[Data]
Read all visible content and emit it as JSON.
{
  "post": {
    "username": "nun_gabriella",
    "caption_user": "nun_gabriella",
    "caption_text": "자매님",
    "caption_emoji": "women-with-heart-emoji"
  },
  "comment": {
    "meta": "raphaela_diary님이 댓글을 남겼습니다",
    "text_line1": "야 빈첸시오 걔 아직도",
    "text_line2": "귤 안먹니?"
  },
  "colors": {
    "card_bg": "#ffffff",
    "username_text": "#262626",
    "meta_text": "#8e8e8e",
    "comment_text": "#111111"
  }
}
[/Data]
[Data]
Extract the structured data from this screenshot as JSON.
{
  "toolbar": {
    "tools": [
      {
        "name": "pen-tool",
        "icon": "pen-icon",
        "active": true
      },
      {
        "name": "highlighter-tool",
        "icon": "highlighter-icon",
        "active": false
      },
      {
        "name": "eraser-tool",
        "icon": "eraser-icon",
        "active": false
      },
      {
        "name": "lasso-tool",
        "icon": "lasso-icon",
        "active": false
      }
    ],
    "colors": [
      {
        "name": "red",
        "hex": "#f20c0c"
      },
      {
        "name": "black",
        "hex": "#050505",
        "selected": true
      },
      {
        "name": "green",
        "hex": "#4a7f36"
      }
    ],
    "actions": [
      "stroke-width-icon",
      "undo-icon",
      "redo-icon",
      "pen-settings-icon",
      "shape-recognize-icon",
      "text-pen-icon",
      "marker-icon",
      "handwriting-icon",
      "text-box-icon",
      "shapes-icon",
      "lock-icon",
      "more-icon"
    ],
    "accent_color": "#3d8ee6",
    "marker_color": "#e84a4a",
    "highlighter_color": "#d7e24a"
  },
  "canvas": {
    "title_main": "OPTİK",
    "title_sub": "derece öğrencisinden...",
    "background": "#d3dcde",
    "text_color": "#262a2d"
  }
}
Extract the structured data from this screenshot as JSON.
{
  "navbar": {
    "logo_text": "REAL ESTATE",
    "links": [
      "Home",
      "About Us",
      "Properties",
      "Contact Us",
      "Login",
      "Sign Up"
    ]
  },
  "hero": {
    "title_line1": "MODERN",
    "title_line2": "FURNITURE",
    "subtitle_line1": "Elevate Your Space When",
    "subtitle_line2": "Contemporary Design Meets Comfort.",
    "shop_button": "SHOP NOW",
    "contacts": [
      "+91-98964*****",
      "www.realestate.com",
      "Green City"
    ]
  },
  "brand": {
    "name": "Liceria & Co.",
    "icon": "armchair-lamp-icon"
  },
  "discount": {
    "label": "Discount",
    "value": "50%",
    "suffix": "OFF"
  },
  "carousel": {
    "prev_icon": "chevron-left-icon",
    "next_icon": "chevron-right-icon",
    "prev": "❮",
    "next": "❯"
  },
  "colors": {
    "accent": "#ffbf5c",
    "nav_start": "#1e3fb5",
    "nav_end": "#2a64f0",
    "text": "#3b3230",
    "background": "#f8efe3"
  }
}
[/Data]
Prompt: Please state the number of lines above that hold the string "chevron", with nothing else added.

Task response: 2